Ben Simmons

The achievement list is a standard one for the series, with a few even returning from the last few years of entries. You'll need to split time across all major modes, including Play Now, MyTeam, MyGM, and MyCareer to earn various achievements in each of them, and you'll need to worry about a few online-only achievements too, which should be given some precedence as the creators notoriously shut down servers so soon after the next year's game. For those looking for a completion, there are no surprises this year so long as you've played before, know what to expect, and can play pretty well. If it's your first time in a while on the court, consider it many dozens of hours for the full 1,000G.

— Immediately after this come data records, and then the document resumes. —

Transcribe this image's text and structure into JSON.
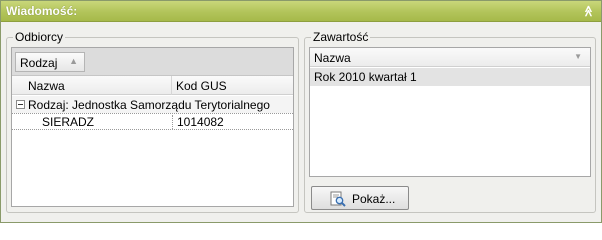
{
  "panel": {
    "title": "Wiadomość:",
    "collapse_icon": "double-chevron-up-icon",
    "collapse_glyph": "≪"
  },
  "recipients": {
    "legend": "Odbiorcy",
    "group_by_chip": {
      "label": "Rodzaj",
      "sort_glyph": "▲"
    },
    "columns": [
      "Nazwa",
      "Kod GUS"
    ],
    "groups": [
      {
        "label": "Rodzaj: Jednostka Samorządu Terytorialnego",
        "rows": [
          {
            "name": "SIERADZ",
            "kod_gus": "1014082"
          }
        ]
      }
    ]
  },
  "contents": {
    "legend": "Zawartość",
    "column": "Nazwa",
    "sort_glyph": "▼",
    "rows": [
      "Rok 2010 kwartał 1"
    ]
  },
  "actions": {
    "show_button": "Pokaż...",
    "show_icon": "preview-magnifier-icon"
  },
  "colors": {
    "titlebar": "#b2c45a",
    "selected_row": "#e3e3e3",
    "panel_bg": "#f0f0ed"
  }
}
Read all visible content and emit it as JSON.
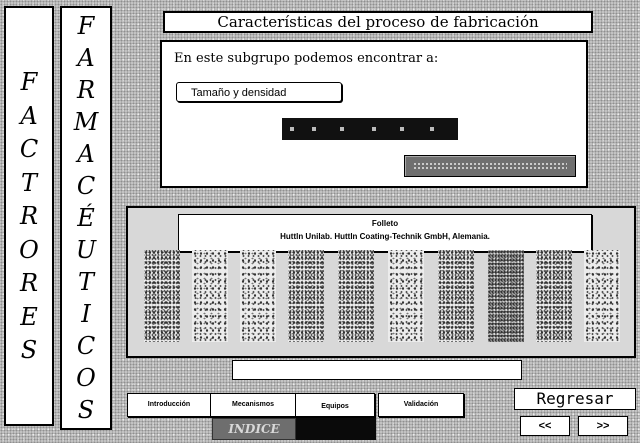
{
  "sidebar": {
    "factores": [
      "F",
      "A",
      "C",
      "T",
      "R",
      "O",
      "R",
      "E",
      "S"
    ],
    "farmaceuticos": [
      "F",
      "A",
      "R",
      "M",
      "A",
      "C",
      "É",
      "U",
      "T",
      "I",
      "C",
      "O",
      "S"
    ]
  },
  "header": {
    "title": "Características del proceso de fabricación"
  },
  "main": {
    "intro": "En este subgrupo podemos encontrar a:",
    "topic_button": "Tamaño y densidad"
  },
  "image_panel": {
    "title": "Folleto",
    "source": "Huttln Unilab. Huttln Coating-Technik GmbH, Alemania."
  },
  "tabs": [
    {
      "label": "Introducción"
    },
    {
      "label": "Mecanismos"
    },
    {
      "label": "Equipos"
    },
    {
      "label": "Validación"
    }
  ],
  "navigation": {
    "back_label": "Regresar",
    "prev_label": "<<",
    "next_label": ">>",
    "index_label": "INDICE"
  }
}
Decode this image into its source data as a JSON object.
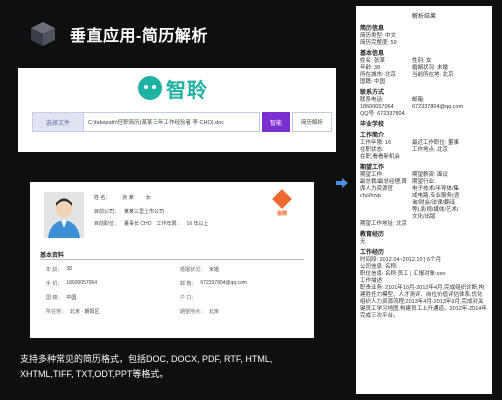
{
  "slide": {
    "title": "垂直应用-简历解析",
    "caption_line1": "支持多种常见的简历格式，包括DOC, DOCX, PDF, RTF, HTML,",
    "caption_line2": "XHTML,TIFF, TXT,ODT,PPT等格式。"
  },
  "logo": {
    "text": "智聆"
  },
  "upload": {
    "label": "选择文件",
    "path": "C:\\fakepath\\任职简历(某某三年工作经验者 李 CHO).doc",
    "parse_button": "智能",
    "select_value": "简历解析"
  },
  "resume": {
    "name_label": "姓 名：",
    "name_value": "张 某",
    "gender_label": "女",
    "company_label": "目前公司：",
    "company_value": "某某三里上市公司",
    "position_label": "目前职位：",
    "position_value": "董事长 CHO",
    "years_label": "工作年限：",
    "years_value": "16 年以上",
    "brand": "猎聘",
    "basic_title": "基本资料",
    "fields": [
      {
        "k": "年 龄：",
        "v": "38"
      },
      {
        "k": "婚姻状况：",
        "v": "未婚"
      },
      {
        "k": "手 机：",
        "v": "18600057064"
      },
      {
        "k": "邮 箱：",
        "v": "672337804@qq.com"
      },
      {
        "k": "国 籍：",
        "v": "中国"
      },
      {
        "k": "户 口：",
        "v": ""
      },
      {
        "k": "所在地：",
        "v": "北京 · 朝阳区"
      },
      {
        "k": "期望地点：",
        "v": "北京"
      }
    ]
  },
  "parsed": {
    "title": "解析结果",
    "sections": [
      {
        "heading": "简历信息",
        "lines": [
          "简历类型: 中文",
          "简历完整度: 59"
        ]
      },
      {
        "heading": "基本信息",
        "pairs": [
          [
            "姓名: 张某",
            "性别: 女"
          ],
          [
            "年龄: 38",
            "婚姻状况: 未婚"
          ],
          [
            "所在城市: 北京",
            "当前所在地: 北京"
          ]
        ],
        "lines": [
          "国籍: 中国"
        ]
      },
      {
        "heading": "联系方式",
        "pairs": [
          [
            "联系电话:",
            "邮箱:"
          ],
          [
            "18600057064",
            "672337804@qq.com"
          ]
        ],
        "lines": [
          "QQ号: 672337804"
        ]
      },
      {
        "heading": "毕业学校",
        "lines": []
      },
      {
        "heading": "工作简介",
        "pairs": [
          [
            "工作年限: 16",
            "最近工作职位: 董事"
          ],
          [
            "在职状态:",
            "工作地点: 北京"
          ]
        ],
        "lines": [
          "在职,看看新机会"
        ]
      },
      {
        "heading": "期望工作",
        "pairs": [
          [
            "期望工作:",
            "期望薪资: 面议"
          ],
          [
            "副总裁/副总经理,首",
            "期望行业:"
          ],
          [
            "席人力资源官",
            "电子技术/半导体/集"
          ],
          [
            "cho/hrvp",
            "成电路,专业服务(咨"
          ],
          [
            "",
            "询/财会/法律/翻译"
          ],
          [
            "",
            "等),影视/媒体/艺术/"
          ],
          [
            "",
            "文化/出版"
          ]
        ],
        "lines": [
          "期望工作地址: 北京"
        ]
      },
      {
        "heading": "教育经历",
        "lines": [
          "无"
        ]
      }
    ],
    "work_heading": "工作经历",
    "work_lines": [
      "时间段: 2012.04~2012.10 | 6个月",
      "公司信息: 名称:",
      "职位信息: 名称:员工 | 汇报对象:ceo",
      "工作描述:"
    ],
    "work_desc": "职责业务: 2101年10月-2012年4月,完成组织诊断,构建胜任力模型、人才测评、岗位价值评估体系,优化组织人力资源流程;2013年4月-2013年9月,完成对关键员工学习地图,构建员工上升通道。2012年-2014年完成三次平台。"
  }
}
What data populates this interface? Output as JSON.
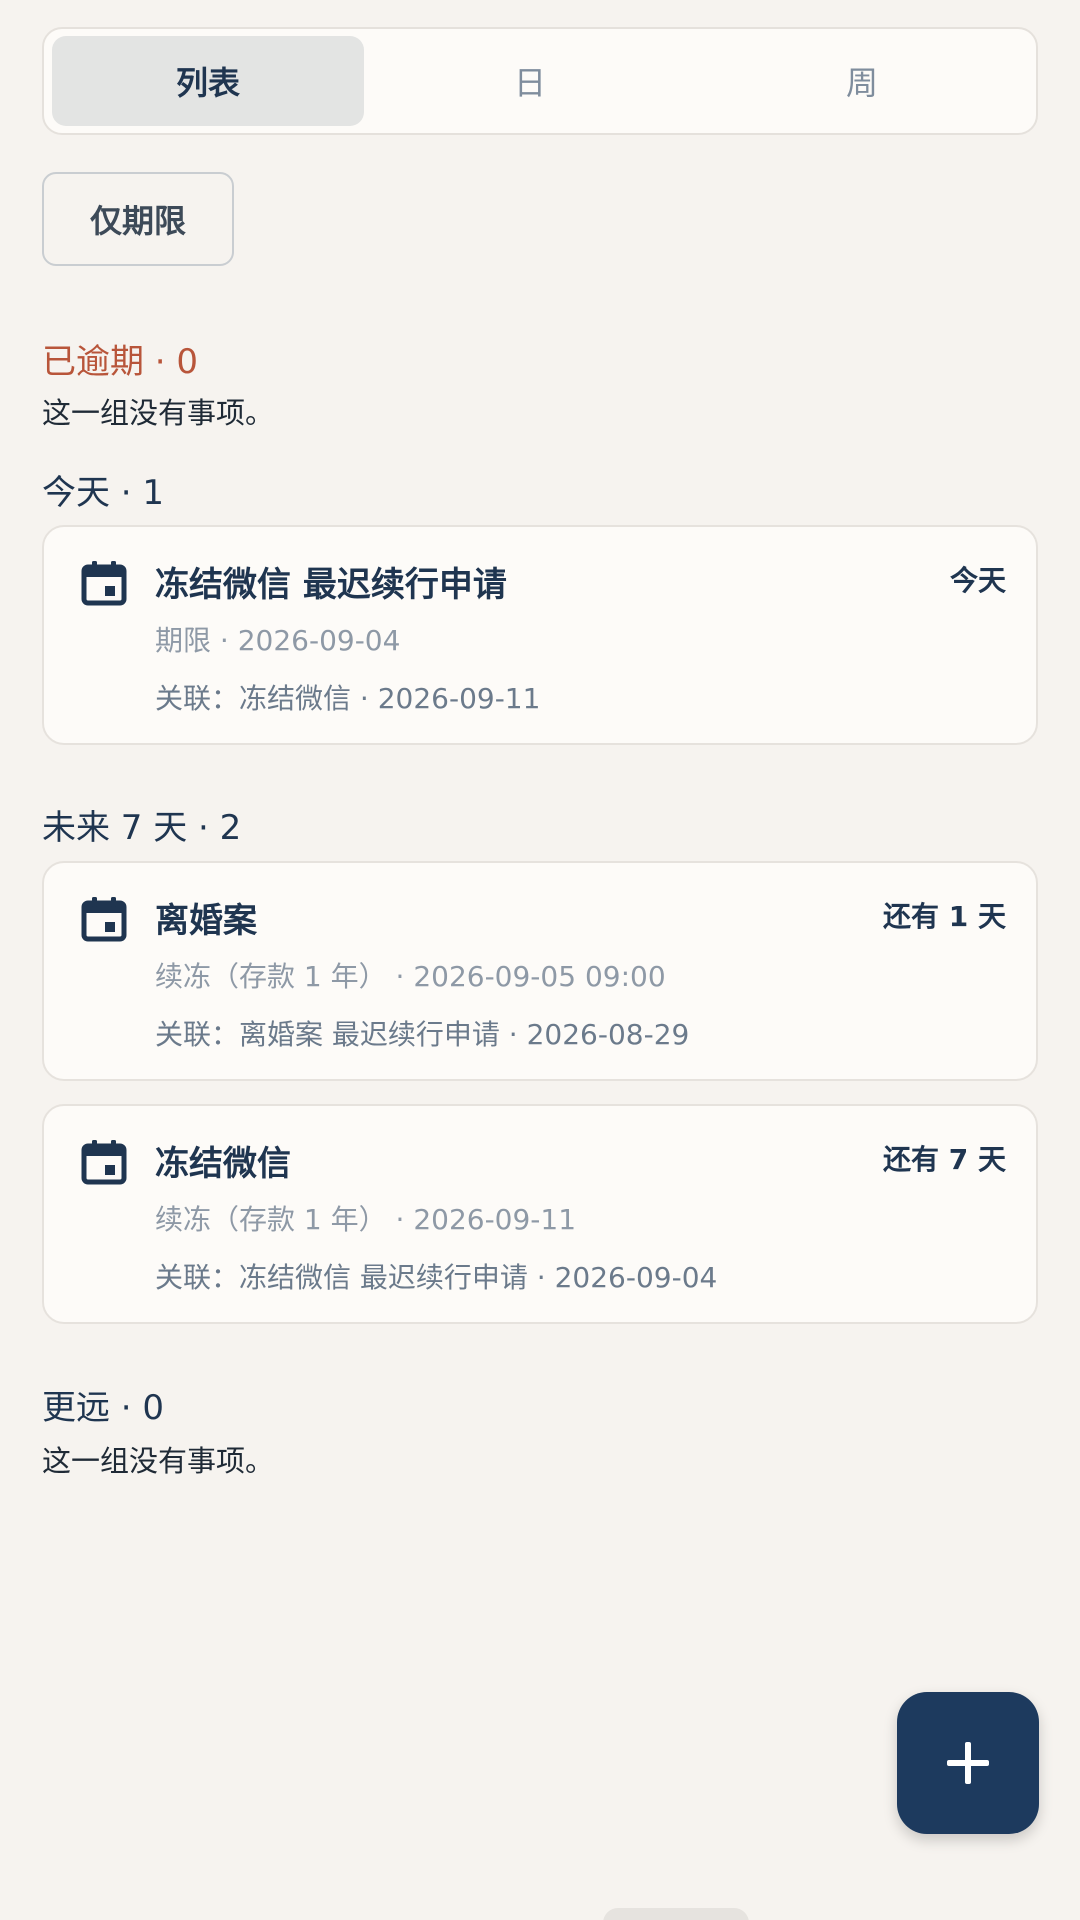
{
  "tabs": [
    {
      "label": "列表",
      "active": true
    },
    {
      "label": "日",
      "active": false
    },
    {
      "label": "周",
      "active": false
    }
  ],
  "filter": {
    "label": "仅期限"
  },
  "groups": {
    "overdue": {
      "header": "已逾期 · 0",
      "empty_note": "这一组没有事项。"
    },
    "today": {
      "header": "今天 · 1"
    },
    "next7": {
      "header": "未来 7 天 · 2"
    },
    "later": {
      "header": "更远 · 0",
      "empty_note": "这一组没有事项。"
    }
  },
  "cards": [
    {
      "icon": "calendar-icon",
      "title": "冻结微信 最迟续行申请",
      "badge": "今天",
      "line1": "期限 · 2026-09-04",
      "line2": "关联：冻结微信 · 2026-09-11"
    },
    {
      "icon": "calendar-icon",
      "title": "离婚案",
      "badge": "还有 1 天",
      "line1": "续冻（存款 1 年） · 2026-09-05 09:00",
      "line2": "关联：离婚案 最迟续行申请 · 2026-08-29"
    },
    {
      "icon": "calendar-icon",
      "title": "冻结微信",
      "badge": "还有 7 天",
      "line1": "续冻（存款 1 年） · 2026-09-11",
      "line2": "关联：冻结微信 最迟续行申请 · 2026-09-04"
    }
  ],
  "fab": {
    "icon": "plus-icon"
  },
  "colors": {
    "background": "#f6f3ef",
    "primary": "#1d3a5e",
    "overdue": "#b8553a",
    "card": "#fdfbf8"
  }
}
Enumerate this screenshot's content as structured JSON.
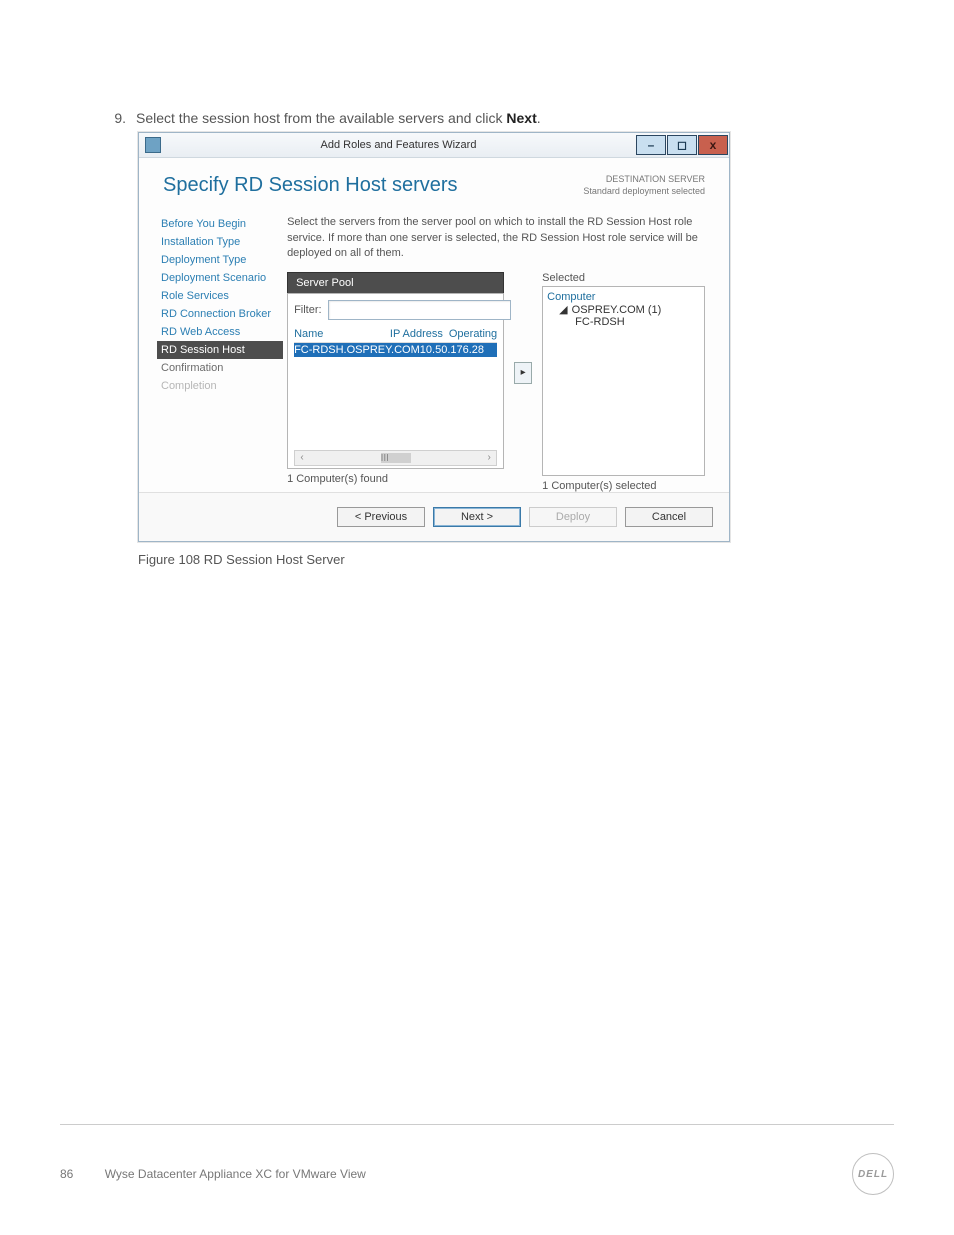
{
  "doc": {
    "step_number": "9.",
    "step_text_a": "Select the session host from the available servers and click ",
    "step_text_b": "Next",
    "step_text_c": ".",
    "figure_caption": "Figure 108  RD Session Host Server",
    "page_number": "86",
    "footer_text": "Wyse Datacenter Appliance XC for VMware View",
    "logo_text": "DELL"
  },
  "wizard": {
    "window_title": "Add Roles and Features Wizard",
    "win_min": "–",
    "win_max": "◻",
    "win_close": "x",
    "page_title": "Specify RD Session Host servers",
    "destination_label": "DESTINATION SERVER",
    "destination_value": "Standard deployment selected",
    "instructions": "Select the servers from the server pool on which to install the RD Session Host role service. If more than one server is selected, the RD Session Host role service will be deployed on all of them.",
    "nav": {
      "items": [
        {
          "label": "Before You Begin",
          "class": "link"
        },
        {
          "label": "Installation Type",
          "class": "link"
        },
        {
          "label": "Deployment Type",
          "class": "link"
        },
        {
          "label": "Deployment Scenario",
          "class": "link"
        },
        {
          "label": "Role Services",
          "class": "link"
        },
        {
          "label": "RD Connection Broker",
          "class": "link"
        },
        {
          "label": "RD Web Access",
          "class": "link"
        },
        {
          "label": "RD Session Host",
          "class": "active"
        },
        {
          "label": "Confirmation",
          "class": ""
        },
        {
          "label": "Completion",
          "class": "disabled"
        }
      ]
    },
    "pool": {
      "header": "Server Pool",
      "filter_label": "Filter:",
      "filter_value": "",
      "columns": {
        "name": "Name",
        "ip": "IP Address",
        "os": "Operating"
      },
      "rows": [
        {
          "name": "FC-RDSH.OSPREY.COM",
          "ip": "10.50.176.28",
          "os": ""
        }
      ],
      "scroll_left": "‹",
      "scroll_mid": "III",
      "scroll_right": "›",
      "footer": "1 Computer(s) found"
    },
    "move_arrow": "▸",
    "selected": {
      "label": "Selected",
      "tree_root": "Computer",
      "tree_toggle": "◢",
      "tree_branch": "OSPREY.COM (1)",
      "tree_leaf": "FC-RDSH",
      "footer": "1 Computer(s) selected"
    },
    "buttons": {
      "previous": "< Previous",
      "next": "Next >",
      "deploy": "Deploy",
      "cancel": "Cancel"
    }
  }
}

Summary

NBA 2K19 continues the series' decade-long trajectory of becoming the very best sports sim in the world. That's certainly still true on the court thanks to improved gameplay mechanics that fix trouble spots, a genuinely interesting and well-written story mode, and quality of life additions across the board. Sadly, the series still feels like something less than it should be thanks to predatory and invasive pay-to-win tactics that make their shameful return. Hopefully the day will come when this player base revolts and gets the game at least down to cosmetics-only buying options. For at least another season, what should consistently be one of the year's greatest games ends up being only very good and comes with one major caveat; it's fitting that the year Lebron is on the cover of the Anniversary Edition that 2K is still king, but you may have to pay a king's ransom to compete.
4 / 5
NBA 2K19
Positives
  • Quality of life changes and fixes across the board
  • 3v3 mode in MyTeam is a fun twist on the mode
  • The storytelling in MyCareer is the best it's ever been and legitimately well-written
Negatives
  • Pay-to-win microtransactions return and remain ugly
  • Long queues and load times online with some server problems
Ethics Statement
The reviewer spent 15 hours across all modes of the game, scoring 15 of 50 achievements for 225 gamerscore. A review copy was provided by the publisher and the game was played on an Xbox One S.
Please read our Review and Ethics Statement for more information.
Mark Delaney
Written by Mark Delaney
Mark is a Boston native now living in Portland, Oregon. He's the Editorial Manager on TA, loves story-first games, and is the host of the community game club TA Playlist. Outside of games he likes biking, sci-fi, the NFL, and spending time with his family. He almost never writes in the third person.